- Let’s face it, we are an intergovernmental body and our strength and acceptability of what we produce is largely because we are owned by governments.
- If that was not the case, then we would be like any other scientific body that maybe producing first-rate reports but don’t see the light of the day because they don’t matter in policy-making. Now clearly, if it’s an inter-governmental body and we want governments’ ownership of what we produce, obviously they will give us guidance of what direction to follow, what are the questions they want answered.
- Unfortunately, people have completely missed the original resolution by which IPCC was set up. It clearly says that our assessment should include realistic response strategies. If that is not an assessment of policies, then what does it represent? And I am afraid, we have been, in my view, defensive in coming out with a whole range of policies and I am not saying we prescribe policy A or B or C but on the basis of science, we are looking at realistic response strategies. But that is exactly what this committee has recommended that we get out of — policy prescriptions. It is for this reason that I brought out that this what is written in the IPCC mandate. This is a misperception on the part of some people in the scientific community. And I hope I can correct it.
lördag 4 september 2010
IPCC: Politics and Not Science

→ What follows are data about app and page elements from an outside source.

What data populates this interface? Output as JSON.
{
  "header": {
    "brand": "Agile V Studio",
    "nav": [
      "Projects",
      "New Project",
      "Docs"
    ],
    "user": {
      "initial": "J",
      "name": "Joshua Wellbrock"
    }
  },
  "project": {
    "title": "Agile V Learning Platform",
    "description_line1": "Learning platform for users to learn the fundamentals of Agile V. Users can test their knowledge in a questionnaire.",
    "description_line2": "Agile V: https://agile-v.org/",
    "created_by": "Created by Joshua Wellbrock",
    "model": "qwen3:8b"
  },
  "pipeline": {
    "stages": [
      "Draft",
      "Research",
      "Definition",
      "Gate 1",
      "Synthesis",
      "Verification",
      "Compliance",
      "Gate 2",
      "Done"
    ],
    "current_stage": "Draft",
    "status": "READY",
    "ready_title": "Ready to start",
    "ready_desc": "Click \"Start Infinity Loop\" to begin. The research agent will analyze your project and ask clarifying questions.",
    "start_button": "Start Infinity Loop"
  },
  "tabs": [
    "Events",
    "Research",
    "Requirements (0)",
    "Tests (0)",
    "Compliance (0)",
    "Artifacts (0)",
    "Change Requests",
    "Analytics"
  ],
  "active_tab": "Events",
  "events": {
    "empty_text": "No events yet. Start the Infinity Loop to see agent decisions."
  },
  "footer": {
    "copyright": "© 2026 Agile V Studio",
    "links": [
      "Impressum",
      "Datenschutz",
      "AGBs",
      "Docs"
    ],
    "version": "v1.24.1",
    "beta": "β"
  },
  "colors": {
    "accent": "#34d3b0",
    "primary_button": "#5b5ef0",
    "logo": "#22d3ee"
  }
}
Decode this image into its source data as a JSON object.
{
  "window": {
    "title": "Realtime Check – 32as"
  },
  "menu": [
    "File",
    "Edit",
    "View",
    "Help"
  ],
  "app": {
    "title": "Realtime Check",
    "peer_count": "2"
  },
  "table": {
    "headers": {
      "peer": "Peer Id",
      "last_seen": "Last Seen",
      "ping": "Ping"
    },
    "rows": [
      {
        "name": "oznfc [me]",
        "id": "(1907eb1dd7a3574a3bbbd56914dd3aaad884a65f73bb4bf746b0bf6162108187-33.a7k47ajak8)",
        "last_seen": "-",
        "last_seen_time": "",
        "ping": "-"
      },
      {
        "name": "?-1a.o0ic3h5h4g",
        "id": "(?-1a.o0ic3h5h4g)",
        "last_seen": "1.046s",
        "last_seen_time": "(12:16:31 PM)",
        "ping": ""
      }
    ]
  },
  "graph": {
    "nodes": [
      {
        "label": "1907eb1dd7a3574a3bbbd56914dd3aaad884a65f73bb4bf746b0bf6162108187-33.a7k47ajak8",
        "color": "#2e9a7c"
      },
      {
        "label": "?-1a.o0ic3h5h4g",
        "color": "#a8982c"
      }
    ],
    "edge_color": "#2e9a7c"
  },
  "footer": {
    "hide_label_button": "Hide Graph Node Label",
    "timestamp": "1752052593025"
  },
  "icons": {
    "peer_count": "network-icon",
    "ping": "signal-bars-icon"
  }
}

Pachauri confirms the assumption by the different reviews of IPCC including the last one by IAC, that IPCC is not governed by science but by politics:
One (small) part of the scientific community is the Royal Swedish Academy of Sciences: It is now high time for the Academy to understand its misperception and withdraw its support of IPCC, since it is now completely clear that IPCC is politics and not science. Of course, if the Academy is also politics and not science, no action is necessary.